The good writing parts were immersive, but the poor writing-parts were just as good at de-immersing you from the world. Like, yes, the description of music and the setting would be lovely, but the next moment there would be some corny dialogue or some unnecessary exaggeration, and that would just ruin it all. There were also quite a few grammatical and spelling errors in the copy of the book that I received and that was a huge bummer, too.
There was, however, the two-fold narration in the book which I found entertaining and cool.
“It was like learning another language, a purer language. Languages could tell you what to say; music made you feel.”
Lastly, the plot. This isn’t a new and unique story, I’ll tell you as much. But it does have something to it that isn’t too ordinary either. It’s a fun story, and it’s a really great concept of one. The execution knocks it down a couple of pegs, but not too many. At least, not for me.
The pacing of the story was also a bit off, but I blame that on my reading slump and not the book itself. xD
Overall, I found the book to be enjoyable. Yes, it has a lot of technical flaws and there were places where I would totally have DNF’d this book had it not been for the fact that this is an ARC, and I wanted to give it a chance, but there were also places where I would just forget everything around me and just keep reading.

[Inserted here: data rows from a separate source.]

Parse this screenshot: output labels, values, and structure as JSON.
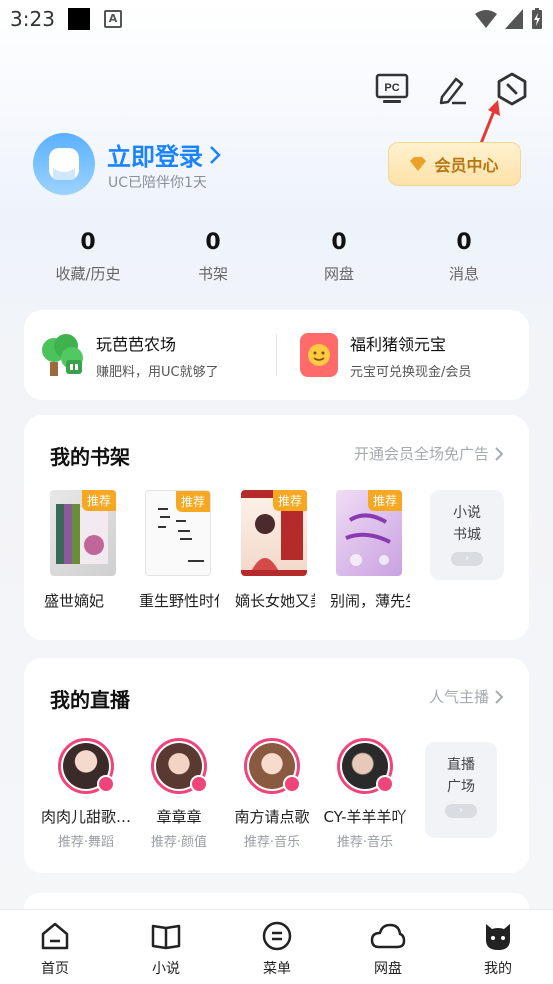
{
  "status": {
    "time": "3:23",
    "notif_glyph": "A"
  },
  "top_icons": [
    "pc-icon",
    "edit-icon",
    "settings-icon"
  ],
  "pc_label": "PC",
  "user": {
    "login_title": "立即登录",
    "subtitle": "UC已陪伴你1天",
    "vip_label": "会员中心"
  },
  "stats": [
    {
      "value": "0",
      "label": "收藏/历史"
    },
    {
      "value": "0",
      "label": "书架"
    },
    {
      "value": "0",
      "label": "网盘"
    },
    {
      "value": "0",
      "label": "消息"
    }
  ],
  "promos": [
    {
      "title": "玩芭芭农场",
      "subtitle": "赚肥料，用UC就够了",
      "icon": "farm-tree-icon"
    },
    {
      "title": "福利猪领元宝",
      "subtitle": "元宝可兑换现金/会员",
      "icon": "pig-icon"
    }
  ],
  "bookshelf": {
    "title": "我的书架",
    "link": "开通会员全场免广告",
    "tag": "推荐",
    "books": [
      {
        "title": "盛世嫡妃"
      },
      {
        "title": "重生野性时代"
      },
      {
        "title": "嫡长女她又美又飒"
      },
      {
        "title": "别闹，薄先生"
      }
    ],
    "more": {
      "line1": "小说",
      "line2": "书城"
    }
  },
  "live": {
    "title": "我的直播",
    "link": "人气主播",
    "anchors": [
      {
        "name": "肉肉儿甜歌…",
        "tag": "推荐·舞蹈"
      },
      {
        "name": "章章章",
        "tag": "推荐·颜值"
      },
      {
        "name": "南方请点歌",
        "tag": "推荐·音乐"
      },
      {
        "name": "CY-羊羊羊吖",
        "tag": "推荐·音乐"
      }
    ],
    "more": {
      "line1": "直播",
      "line2": "广场"
    }
  },
  "nav": [
    {
      "label": "首页",
      "icon": "home-icon"
    },
    {
      "label": "小说",
      "icon": "book-icon"
    },
    {
      "label": "菜单",
      "icon": "menu-icon"
    },
    {
      "label": "网盘",
      "icon": "cloud-icon"
    },
    {
      "label": "我的",
      "icon": "profile-icon"
    }
  ],
  "colors": {
    "accent": "#1a83ff",
    "vip": "#b57613",
    "live_ring": "#f0457a",
    "tag": "#f7a823"
  }
}
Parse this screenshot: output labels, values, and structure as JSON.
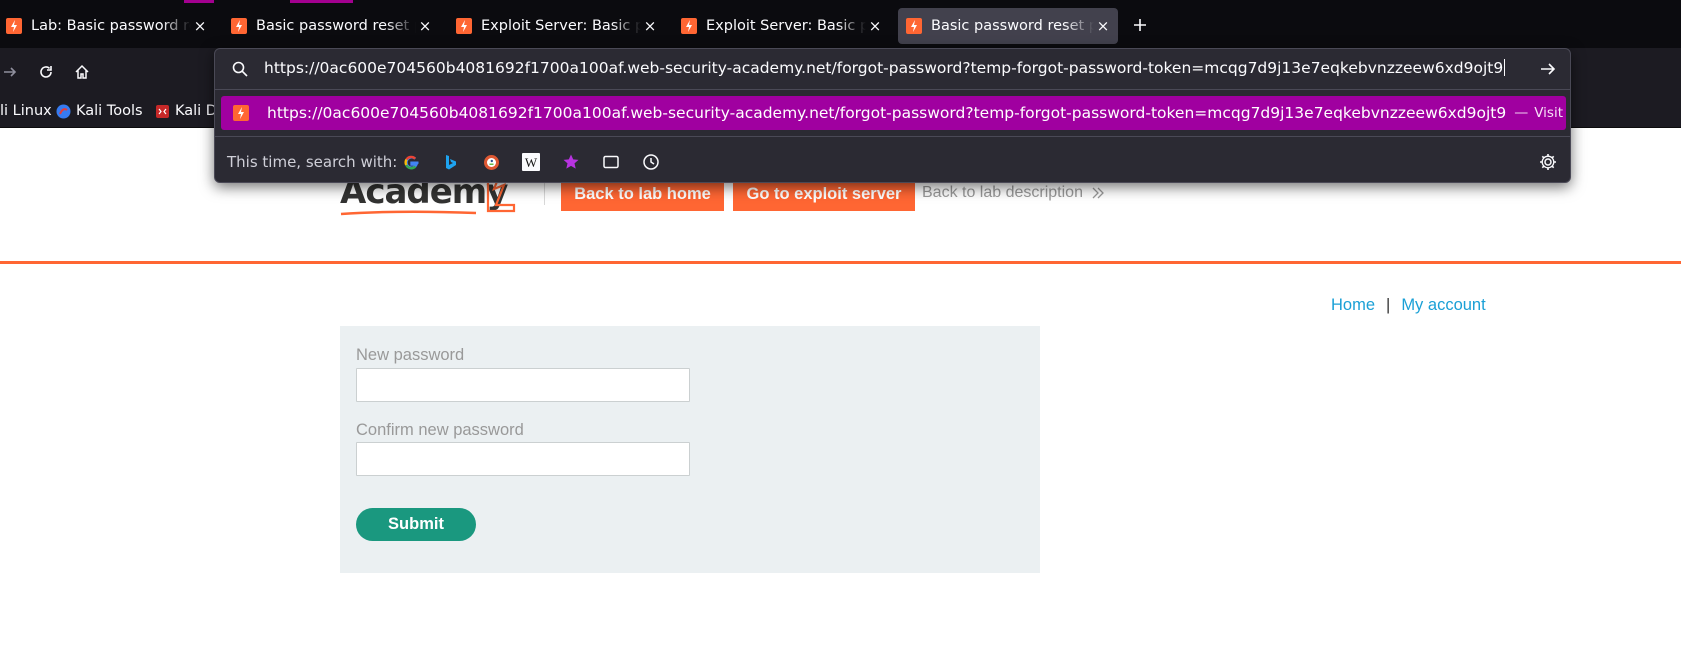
{
  "browser": {
    "tabs": [
      {
        "title": "Lab: Basic password reset poisoning",
        "active": false
      },
      {
        "title": "Basic password reset poisoning",
        "active": false
      },
      {
        "title": "Exploit Server: Basic password reset poisoning",
        "active": false
      },
      {
        "title": "Exploit Server: Basic password reset poisoning",
        "active": false
      },
      {
        "title": "Basic password reset poisoning",
        "active": true
      }
    ],
    "tab_close_glyph": "×",
    "new_tab_icon": "plus-icon",
    "nav_icons": [
      "forward-icon",
      "reload-icon",
      "home-icon"
    ],
    "bookmarks": [
      {
        "label": "li Linux",
        "icon": "kali-linux-icon"
      },
      {
        "label": "Kali Tools",
        "icon": "kali-tools-icon"
      },
      {
        "label": "Kali Do",
        "icon": "kali-docs-icon"
      }
    ],
    "urlbar": {
      "value": "https://0ac600e704560b4081692f1700a100af.web-security-academy.net/forgot-password?temp-forgot-password-token=mcqg7d9j13e7eqkebvnzzeew6xd9ojt9",
      "suggestion": {
        "url": "https://0ac600e704560b4081692f1700a100af.web-security-academy.net/forgot-password?temp-forgot-password-token=mcqg7d9j13e7eqkebvnzzeew6xd9ojt9",
        "separator": "—",
        "action": "Visit"
      },
      "search_with_label": "This time, search with:",
      "engines": [
        "google-icon",
        "bing-icon",
        "duckduckgo-icon",
        "wikipedia-icon",
        "bookmarks-star-icon",
        "tabs-icon",
        "history-icon"
      ]
    },
    "colors": {
      "tab_bg": "#0b0b0f",
      "toolbar_bg": "#1c1b22",
      "panel_bg": "#2b2a33",
      "highlight": "#a000a0"
    }
  },
  "lab_header": {
    "logo_text": "Academy",
    "back_to_lab_home": "Back to lab home",
    "go_to_exploit_server": "Go to exploit server",
    "back_to_lab_description": "Back to lab description",
    "colors": {
      "accent": "#ff6633"
    }
  },
  "top_links": {
    "home": "Home",
    "separator": "|",
    "my_account": "My account"
  },
  "form": {
    "new_password_label": "New password",
    "confirm_password_label": "Confirm new password",
    "new_password_value": "",
    "confirm_password_value": "",
    "submit_label": "Submit",
    "colors": {
      "submit_bg": "#1a987f",
      "panel_bg": "#ebf0f2"
    }
  }
}
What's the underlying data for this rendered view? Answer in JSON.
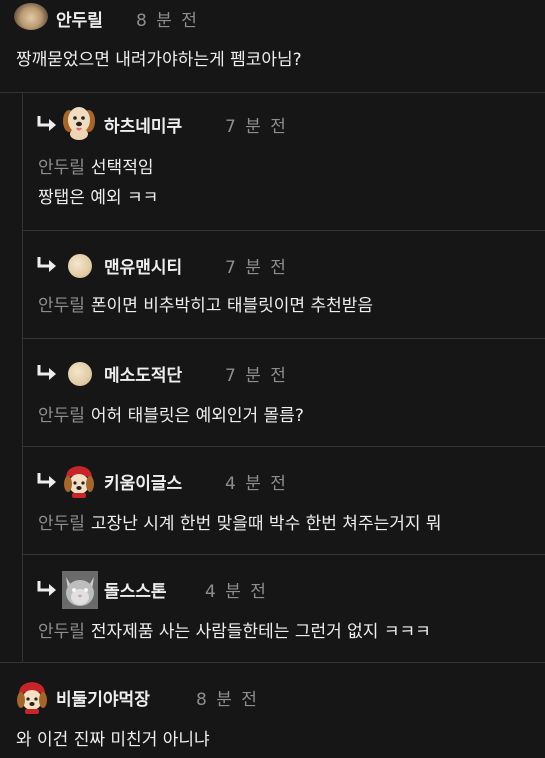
{
  "comments": [
    {
      "author": "안두릴",
      "time": "8 분 전",
      "text": "짱깨묻었으면 내려가야하는게 펨코아님?",
      "avatar_icon": "puppy-face-blurred"
    },
    {
      "author": "비둘기야먹장",
      "time": "8 분 전",
      "text": "와 이건 진짜 미친거 아니냐",
      "avatar_icon": "red-hood-dog"
    }
  ],
  "replies": [
    {
      "author": "하츠네미쿠",
      "time": "7 분 전",
      "mention": "안두릴",
      "text_lines": [
        "선택적임",
        "짱탭은 예외 ㅋㅋ"
      ],
      "avatar_icon": "puppy-face"
    },
    {
      "author": "맨유맨시티",
      "time": "7 분 전",
      "mention": "안두릴",
      "text_lines": [
        "폰이면 비추박히고 태블릿이면 추천받음"
      ],
      "avatar_icon": "beige-circle"
    },
    {
      "author": "메소도적단",
      "time": "7 분 전",
      "mention": "안두릴",
      "text_lines": [
        "어허 태블릿은 예외인거 몰름?"
      ],
      "avatar_icon": "beige-circle"
    },
    {
      "author": "키움이글스",
      "time": "4 분 전",
      "mention": "안두릴",
      "text_lines": [
        "고장난 시계 한번 맞을때 박수 한번 쳐주는거지 뭐"
      ],
      "avatar_icon": "red-hood-dog"
    },
    {
      "author": "돌스스톤",
      "time": "4 분 전",
      "mention": "안두릴",
      "text_lines": [
        "전자제품 사는 사람들한테는 그런거 없지 ㅋㅋㅋ"
      ],
      "avatar_icon": "cat-photo"
    }
  ],
  "colors": {
    "background": "#161616",
    "text": "#eeeeee",
    "muted": "#8e8e8e",
    "separator": "#333333"
  }
}
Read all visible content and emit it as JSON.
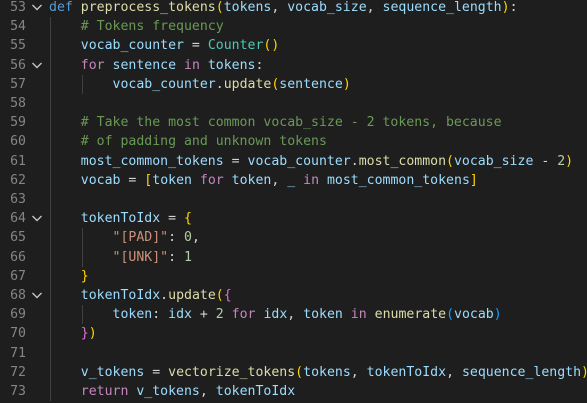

Was this one of my favourites ever? Nope, Would I recommend it? Depends, because this is definitely not for everyone. Did I hate it? Again, no. But I didn’t love it either.
I gave this book a three out of five stars on Goodreads, and I think this one definitely had so much more potential. Still, I’m not too sad about how it turned out, all things considered!
Well, that was it for my review of The Enchanted Sonata. The book came out this October, and if you’re in the mood from some light, Christmas-y, going-on-in-the-side read, I would totally recommend picking this one up.
Thanks for the read, and hope you guys liked my review!
Have a nice day, y’all, and, as always, Happy reading! 🙂